__Directions__. Nothing in the records below should be altered when they are retyped.

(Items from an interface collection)
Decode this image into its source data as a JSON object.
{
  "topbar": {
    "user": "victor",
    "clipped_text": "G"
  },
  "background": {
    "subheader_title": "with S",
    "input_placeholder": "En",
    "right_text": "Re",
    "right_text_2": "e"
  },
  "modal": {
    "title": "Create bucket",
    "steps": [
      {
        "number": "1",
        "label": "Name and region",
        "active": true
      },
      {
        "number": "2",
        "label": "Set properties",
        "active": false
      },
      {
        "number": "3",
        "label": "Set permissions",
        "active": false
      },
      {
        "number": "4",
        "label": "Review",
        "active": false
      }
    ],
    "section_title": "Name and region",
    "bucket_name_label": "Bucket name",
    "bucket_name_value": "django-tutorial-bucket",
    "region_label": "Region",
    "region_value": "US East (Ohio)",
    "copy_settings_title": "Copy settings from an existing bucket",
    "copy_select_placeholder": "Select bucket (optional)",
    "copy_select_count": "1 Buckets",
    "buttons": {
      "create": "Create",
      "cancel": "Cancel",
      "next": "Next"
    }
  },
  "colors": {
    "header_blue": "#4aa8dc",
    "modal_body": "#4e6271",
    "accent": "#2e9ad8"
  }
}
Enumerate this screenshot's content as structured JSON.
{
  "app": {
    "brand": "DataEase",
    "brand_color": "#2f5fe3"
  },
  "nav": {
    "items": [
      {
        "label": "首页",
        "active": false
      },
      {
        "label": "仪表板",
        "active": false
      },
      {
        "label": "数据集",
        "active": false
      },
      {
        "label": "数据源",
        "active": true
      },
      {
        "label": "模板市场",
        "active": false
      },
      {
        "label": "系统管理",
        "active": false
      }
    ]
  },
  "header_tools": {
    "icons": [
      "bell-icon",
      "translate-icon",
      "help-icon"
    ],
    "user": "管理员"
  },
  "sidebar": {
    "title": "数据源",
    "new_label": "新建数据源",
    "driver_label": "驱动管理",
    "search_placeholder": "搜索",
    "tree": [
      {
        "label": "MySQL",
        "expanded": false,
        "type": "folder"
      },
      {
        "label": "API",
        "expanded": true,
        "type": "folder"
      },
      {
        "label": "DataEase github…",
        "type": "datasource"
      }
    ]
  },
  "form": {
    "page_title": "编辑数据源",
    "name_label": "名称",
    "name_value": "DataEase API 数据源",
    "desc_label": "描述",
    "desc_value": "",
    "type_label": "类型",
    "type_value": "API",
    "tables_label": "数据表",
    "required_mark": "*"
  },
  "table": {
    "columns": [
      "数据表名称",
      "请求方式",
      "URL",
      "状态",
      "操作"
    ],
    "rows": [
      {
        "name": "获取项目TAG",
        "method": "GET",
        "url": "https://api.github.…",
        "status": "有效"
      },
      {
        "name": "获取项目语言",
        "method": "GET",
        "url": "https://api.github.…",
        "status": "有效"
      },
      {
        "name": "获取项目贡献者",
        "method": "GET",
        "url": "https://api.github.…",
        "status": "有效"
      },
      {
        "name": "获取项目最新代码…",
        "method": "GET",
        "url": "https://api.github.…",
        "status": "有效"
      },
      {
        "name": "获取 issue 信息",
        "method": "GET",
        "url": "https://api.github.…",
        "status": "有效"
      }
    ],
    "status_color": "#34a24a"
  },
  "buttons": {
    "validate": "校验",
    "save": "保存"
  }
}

__Your response__.
Decode this image into its source data as a JSON object.
{
  "topbar": {
    "user": "victor",
    "clipped_text": "G"
  },
  "background": {
    "subheader_title": "with S",
    "input_placeholder": "En",
    "right_text": "Re",
    "right_text_2": "e"
  },
  "modal": {
    "title": "Create bucket",
    "steps": [
      {
        "number": "1",
        "label": "Name and region",
        "active": true
      },
      {
        "number": "2",
        "label": "Set properties",
        "active": false
      },
      {
        "number": "3",
        "label": "Set permissions",
        "active": false
      },
      {
        "number": "4",
        "label": "Review",
        "active": false
      }
    ],
    "section_title": "Name and region",
    "bucket_name_label": "Bucket name",
    "bucket_name_value": "django-tutorial-bucket",
    "region_label": "Region",
    "region_value": "US East (Ohio)",
    "copy_settings_title": "Copy settings from an existing bucket",
    "copy_select_placeholder": "Select bucket (optional)",
    "copy_select_count": "1 Buckets",
    "buttons": {
      "create": "Create",
      "cancel": "Cancel",
      "next": "Next"
    }
  },
  "colors": {
    "header_blue": "#4aa8dc",
    "modal_body": "#4e6271",
    "accent": "#2e9ad8"
  }
}
Enumerate this screenshot's content as structured JSON.
{
  "app": {
    "brand": "DataEase",
    "brand_color": "#2f5fe3"
  },
  "nav": {
    "items": [
      {
        "label": "首页",
        "active": false
      },
      {
        "label": "仪表板",
        "active": false
      },
      {
        "label": "数据集",
        "active": false
      },
      {
        "label": "数据源",
        "active": true
      },
      {
        "label": "模板市场",
        "active": false
      },
      {
        "label": "系统管理",
        "active": false
      }
    ]
  },
  "header_tools": {
    "icons": [
      "bell-icon",
      "translate-icon",
      "help-icon"
    ],
    "user": "管理员"
  },
  "sidebar": {
    "title": "数据源",
    "new_label": "新建数据源",
    "driver_label": "驱动管理",
    "search_placeholder": "搜索",
    "tree": [
      {
        "label": "MySQL",
        "expanded": false,
        "type": "folder"
      },
      {
        "label": "API",
        "expanded": true,
        "type": "folder"
      },
      {
        "label": "DataEase github…",
        "type": "datasource"
      }
    ]
  },
  "form": {
    "page_title": "编辑数据源",
    "name_label": "名称",
    "name_value": "DataEase API 数据源",
    "desc_label": "描述",
    "desc_value": "",
    "type_label": "类型",
    "type_value": "API",
    "tables_label": "数据表",
    "required_mark": "*"
  },
  "table": {
    "columns": [
      "数据表名称",
      "请求方式",
      "URL",
      "状态",
      "操作"
    ],
    "rows": [
      {
        "name": "获取项目TAG",
        "method": "GET",
        "url": "https://api.github.…",
        "status": "有效"
      },
      {
        "name": "获取项目语言",
        "method": "GET",
        "url": "https://api.github.…",
        "status": "有效"
      },
      {
        "name": "获取项目贡献者",
        "method": "GET",
        "url": "https://api.github.…",
        "status": "有效"
      },
      {
        "name": "获取项目最新代码…",
        "method": "GET",
        "url": "https://api.github.…",
        "status": "有效"
      },
      {
        "name": "获取 issue 信息",
        "method": "GET",
        "url": "https://api.github.…",
        "status": "有效"
      }
    ],
    "status_color": "#34a24a"
  },
  "buttons": {
    "validate": "校验",
    "save": "保存"
  }
}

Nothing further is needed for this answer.